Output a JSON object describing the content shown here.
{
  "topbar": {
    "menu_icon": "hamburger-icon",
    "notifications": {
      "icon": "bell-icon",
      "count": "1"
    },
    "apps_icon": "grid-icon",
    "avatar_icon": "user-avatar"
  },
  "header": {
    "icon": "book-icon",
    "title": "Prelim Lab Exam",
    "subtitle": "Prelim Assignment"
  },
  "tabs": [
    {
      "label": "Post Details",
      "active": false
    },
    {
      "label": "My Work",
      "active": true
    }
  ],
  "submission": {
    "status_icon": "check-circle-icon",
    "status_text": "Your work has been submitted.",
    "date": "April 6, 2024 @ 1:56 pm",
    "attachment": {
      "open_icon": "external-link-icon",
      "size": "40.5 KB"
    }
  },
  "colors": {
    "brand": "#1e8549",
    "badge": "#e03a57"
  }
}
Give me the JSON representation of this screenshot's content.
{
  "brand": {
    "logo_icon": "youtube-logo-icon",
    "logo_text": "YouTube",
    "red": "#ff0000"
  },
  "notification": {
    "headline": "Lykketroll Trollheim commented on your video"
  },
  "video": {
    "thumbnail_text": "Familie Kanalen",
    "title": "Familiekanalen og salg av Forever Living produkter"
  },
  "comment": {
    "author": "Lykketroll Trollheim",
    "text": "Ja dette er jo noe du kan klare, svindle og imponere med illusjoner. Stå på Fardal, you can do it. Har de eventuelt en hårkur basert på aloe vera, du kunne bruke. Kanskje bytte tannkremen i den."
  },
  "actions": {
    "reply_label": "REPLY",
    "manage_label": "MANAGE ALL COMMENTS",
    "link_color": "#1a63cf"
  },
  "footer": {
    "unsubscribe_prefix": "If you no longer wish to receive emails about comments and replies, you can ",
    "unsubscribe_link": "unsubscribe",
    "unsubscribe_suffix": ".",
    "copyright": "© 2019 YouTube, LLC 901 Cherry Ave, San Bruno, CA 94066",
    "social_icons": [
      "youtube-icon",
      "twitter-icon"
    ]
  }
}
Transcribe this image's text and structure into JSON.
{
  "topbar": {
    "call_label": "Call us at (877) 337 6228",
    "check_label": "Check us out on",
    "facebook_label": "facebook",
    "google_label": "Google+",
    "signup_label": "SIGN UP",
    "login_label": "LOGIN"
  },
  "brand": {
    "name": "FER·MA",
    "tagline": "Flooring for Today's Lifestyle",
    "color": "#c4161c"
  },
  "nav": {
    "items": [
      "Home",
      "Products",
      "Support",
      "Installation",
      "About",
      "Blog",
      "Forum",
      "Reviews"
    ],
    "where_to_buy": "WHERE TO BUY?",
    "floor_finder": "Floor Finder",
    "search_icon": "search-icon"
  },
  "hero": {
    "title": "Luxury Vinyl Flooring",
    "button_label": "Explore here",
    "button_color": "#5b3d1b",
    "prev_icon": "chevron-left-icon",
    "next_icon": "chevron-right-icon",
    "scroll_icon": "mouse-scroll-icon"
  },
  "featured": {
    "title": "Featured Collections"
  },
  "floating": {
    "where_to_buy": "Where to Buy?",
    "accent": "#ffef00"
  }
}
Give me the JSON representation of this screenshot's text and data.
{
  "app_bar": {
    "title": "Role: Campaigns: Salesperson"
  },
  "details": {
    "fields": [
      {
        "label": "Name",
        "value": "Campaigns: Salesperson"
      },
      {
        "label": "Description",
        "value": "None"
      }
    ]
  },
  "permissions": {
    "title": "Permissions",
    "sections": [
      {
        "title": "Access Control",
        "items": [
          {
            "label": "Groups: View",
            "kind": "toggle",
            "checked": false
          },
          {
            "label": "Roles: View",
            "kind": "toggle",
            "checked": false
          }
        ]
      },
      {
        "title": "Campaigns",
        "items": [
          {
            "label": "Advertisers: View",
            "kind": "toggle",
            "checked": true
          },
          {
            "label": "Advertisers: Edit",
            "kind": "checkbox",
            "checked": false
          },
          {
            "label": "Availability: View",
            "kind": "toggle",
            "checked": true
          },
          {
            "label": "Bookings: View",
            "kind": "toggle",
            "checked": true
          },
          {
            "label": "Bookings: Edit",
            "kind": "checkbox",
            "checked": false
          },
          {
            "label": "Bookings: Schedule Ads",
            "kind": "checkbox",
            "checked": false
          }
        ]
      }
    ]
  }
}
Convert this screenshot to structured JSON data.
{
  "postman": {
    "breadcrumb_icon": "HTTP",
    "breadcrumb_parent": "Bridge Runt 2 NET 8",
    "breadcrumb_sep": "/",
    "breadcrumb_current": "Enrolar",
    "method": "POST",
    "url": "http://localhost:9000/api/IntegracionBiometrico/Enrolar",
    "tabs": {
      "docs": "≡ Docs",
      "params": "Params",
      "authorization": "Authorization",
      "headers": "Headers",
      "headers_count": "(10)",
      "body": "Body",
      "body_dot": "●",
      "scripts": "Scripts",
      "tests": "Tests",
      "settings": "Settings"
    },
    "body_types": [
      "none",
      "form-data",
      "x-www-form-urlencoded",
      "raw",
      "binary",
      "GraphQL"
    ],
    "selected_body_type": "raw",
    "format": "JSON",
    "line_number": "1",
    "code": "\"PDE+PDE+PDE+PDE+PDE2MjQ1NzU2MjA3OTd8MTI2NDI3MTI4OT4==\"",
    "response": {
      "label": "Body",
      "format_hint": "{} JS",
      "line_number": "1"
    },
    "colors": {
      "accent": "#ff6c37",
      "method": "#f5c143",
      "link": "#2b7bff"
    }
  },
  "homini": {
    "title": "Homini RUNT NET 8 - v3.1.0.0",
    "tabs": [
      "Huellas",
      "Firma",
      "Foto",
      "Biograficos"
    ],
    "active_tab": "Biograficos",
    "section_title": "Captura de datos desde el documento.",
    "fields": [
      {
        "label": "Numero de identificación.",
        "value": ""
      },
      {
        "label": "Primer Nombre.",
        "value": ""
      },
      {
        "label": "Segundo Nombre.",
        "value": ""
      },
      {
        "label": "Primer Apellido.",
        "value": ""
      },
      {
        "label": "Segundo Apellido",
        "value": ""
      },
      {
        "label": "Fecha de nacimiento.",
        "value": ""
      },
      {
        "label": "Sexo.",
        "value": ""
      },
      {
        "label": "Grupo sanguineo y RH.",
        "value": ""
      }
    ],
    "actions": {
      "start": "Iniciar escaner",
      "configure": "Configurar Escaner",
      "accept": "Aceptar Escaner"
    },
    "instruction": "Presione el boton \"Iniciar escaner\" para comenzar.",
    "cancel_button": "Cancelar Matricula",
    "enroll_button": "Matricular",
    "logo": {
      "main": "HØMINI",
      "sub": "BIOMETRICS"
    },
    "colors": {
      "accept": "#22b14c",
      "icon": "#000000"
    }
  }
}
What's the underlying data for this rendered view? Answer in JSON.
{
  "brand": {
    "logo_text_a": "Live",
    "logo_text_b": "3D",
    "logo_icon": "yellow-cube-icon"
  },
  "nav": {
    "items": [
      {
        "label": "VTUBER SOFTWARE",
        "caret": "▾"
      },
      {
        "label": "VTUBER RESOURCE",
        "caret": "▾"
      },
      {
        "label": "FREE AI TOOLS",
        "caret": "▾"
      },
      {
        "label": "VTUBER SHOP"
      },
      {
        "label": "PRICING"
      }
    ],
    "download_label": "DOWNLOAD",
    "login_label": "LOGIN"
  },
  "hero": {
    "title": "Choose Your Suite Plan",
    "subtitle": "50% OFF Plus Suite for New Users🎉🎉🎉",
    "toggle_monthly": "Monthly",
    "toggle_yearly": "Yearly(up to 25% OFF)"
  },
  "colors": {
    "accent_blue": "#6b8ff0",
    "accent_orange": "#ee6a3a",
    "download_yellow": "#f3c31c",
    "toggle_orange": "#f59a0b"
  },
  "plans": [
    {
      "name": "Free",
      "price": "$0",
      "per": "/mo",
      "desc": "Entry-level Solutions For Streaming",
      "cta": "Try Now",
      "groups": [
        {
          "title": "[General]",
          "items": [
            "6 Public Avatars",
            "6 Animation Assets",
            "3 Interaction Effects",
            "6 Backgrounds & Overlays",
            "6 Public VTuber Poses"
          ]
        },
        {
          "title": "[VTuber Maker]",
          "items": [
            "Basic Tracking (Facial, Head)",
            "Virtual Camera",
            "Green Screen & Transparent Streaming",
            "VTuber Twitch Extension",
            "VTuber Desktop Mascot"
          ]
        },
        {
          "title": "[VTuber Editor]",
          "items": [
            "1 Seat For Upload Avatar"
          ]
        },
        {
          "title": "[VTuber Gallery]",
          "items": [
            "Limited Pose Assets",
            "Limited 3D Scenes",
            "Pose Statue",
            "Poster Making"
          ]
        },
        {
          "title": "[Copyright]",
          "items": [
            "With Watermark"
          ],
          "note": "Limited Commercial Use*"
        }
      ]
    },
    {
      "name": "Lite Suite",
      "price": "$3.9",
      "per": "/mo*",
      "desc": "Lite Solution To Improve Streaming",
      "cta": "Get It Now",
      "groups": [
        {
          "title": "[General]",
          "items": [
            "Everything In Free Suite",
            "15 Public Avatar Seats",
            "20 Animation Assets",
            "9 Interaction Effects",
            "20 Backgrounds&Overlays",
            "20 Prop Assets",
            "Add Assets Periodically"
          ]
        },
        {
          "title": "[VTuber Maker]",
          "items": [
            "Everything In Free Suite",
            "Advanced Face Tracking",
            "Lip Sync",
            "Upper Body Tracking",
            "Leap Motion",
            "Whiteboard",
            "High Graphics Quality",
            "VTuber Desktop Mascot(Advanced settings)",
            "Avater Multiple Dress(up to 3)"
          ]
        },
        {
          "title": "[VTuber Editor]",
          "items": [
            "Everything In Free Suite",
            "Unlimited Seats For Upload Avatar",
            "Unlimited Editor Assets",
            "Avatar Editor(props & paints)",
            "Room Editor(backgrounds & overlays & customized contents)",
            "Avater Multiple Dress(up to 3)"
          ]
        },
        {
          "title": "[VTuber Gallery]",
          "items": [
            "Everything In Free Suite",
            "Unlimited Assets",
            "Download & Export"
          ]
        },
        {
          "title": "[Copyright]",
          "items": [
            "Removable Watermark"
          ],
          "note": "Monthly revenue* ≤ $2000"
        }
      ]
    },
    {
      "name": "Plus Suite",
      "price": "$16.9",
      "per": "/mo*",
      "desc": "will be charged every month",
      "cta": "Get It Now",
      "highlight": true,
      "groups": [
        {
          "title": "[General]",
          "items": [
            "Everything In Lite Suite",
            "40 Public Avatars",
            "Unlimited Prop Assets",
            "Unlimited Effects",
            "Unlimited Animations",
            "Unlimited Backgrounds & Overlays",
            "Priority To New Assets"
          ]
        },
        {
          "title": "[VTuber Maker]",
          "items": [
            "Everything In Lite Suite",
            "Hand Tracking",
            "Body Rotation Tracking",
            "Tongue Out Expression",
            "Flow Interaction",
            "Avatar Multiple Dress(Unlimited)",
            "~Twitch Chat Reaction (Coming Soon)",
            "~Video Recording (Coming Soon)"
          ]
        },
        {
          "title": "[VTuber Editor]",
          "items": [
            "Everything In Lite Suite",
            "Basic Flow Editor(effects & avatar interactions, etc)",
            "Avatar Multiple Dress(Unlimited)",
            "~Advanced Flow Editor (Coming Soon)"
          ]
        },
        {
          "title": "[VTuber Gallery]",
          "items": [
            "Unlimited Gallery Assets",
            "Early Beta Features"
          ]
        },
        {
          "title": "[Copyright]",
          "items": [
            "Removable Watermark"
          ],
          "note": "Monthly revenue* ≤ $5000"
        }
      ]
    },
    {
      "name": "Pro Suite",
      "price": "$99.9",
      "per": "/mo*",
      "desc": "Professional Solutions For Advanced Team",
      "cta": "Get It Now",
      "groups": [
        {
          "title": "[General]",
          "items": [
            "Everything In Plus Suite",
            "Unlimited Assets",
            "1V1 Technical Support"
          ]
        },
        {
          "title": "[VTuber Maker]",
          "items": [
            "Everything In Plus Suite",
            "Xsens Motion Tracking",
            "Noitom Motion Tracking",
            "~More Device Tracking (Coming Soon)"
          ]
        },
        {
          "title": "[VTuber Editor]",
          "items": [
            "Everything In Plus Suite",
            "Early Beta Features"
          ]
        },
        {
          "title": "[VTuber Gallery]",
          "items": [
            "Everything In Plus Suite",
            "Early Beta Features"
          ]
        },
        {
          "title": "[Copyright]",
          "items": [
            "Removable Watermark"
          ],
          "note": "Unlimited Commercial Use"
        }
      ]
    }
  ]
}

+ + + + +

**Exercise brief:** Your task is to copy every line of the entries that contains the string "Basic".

**Response area:**
            "Basic Tracking (Facial, Head)",
            "Basic Flow Editor(effects & avatar interactions, etc)",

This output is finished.